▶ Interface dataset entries
Start of Block

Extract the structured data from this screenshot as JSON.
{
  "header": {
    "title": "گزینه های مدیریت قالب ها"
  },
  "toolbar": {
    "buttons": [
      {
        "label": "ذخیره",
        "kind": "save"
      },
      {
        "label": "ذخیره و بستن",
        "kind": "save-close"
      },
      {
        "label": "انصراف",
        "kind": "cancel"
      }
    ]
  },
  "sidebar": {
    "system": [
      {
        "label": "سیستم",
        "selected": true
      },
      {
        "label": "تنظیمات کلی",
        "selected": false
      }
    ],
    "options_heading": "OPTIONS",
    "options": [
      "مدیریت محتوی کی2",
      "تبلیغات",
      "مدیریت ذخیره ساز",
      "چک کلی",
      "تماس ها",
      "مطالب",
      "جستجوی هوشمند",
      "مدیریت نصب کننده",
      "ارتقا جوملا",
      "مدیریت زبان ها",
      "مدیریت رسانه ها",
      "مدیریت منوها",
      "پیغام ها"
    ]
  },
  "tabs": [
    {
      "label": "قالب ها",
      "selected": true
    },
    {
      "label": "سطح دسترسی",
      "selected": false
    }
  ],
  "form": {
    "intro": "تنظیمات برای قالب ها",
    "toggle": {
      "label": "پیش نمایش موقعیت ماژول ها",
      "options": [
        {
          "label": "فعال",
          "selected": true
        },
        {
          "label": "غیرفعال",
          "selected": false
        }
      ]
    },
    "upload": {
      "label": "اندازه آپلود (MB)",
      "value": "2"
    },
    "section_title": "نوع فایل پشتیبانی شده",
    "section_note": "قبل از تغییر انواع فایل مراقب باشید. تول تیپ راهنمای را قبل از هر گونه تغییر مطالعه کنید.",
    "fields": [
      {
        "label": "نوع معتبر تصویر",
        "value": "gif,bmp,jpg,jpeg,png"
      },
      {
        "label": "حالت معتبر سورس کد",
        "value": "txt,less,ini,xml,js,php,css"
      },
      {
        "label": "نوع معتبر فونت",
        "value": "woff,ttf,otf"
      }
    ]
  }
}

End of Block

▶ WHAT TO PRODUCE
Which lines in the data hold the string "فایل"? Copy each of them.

▶ EXERCISE RESPONSE
    "section_title": "نوع فایل پشتیبانی شده",
    "section_note": "قبل از تغییر انواع فایل مراقب باشید. تول تیپ راهنمای را قبل از هر گونه تغییر مطالعه کنید.",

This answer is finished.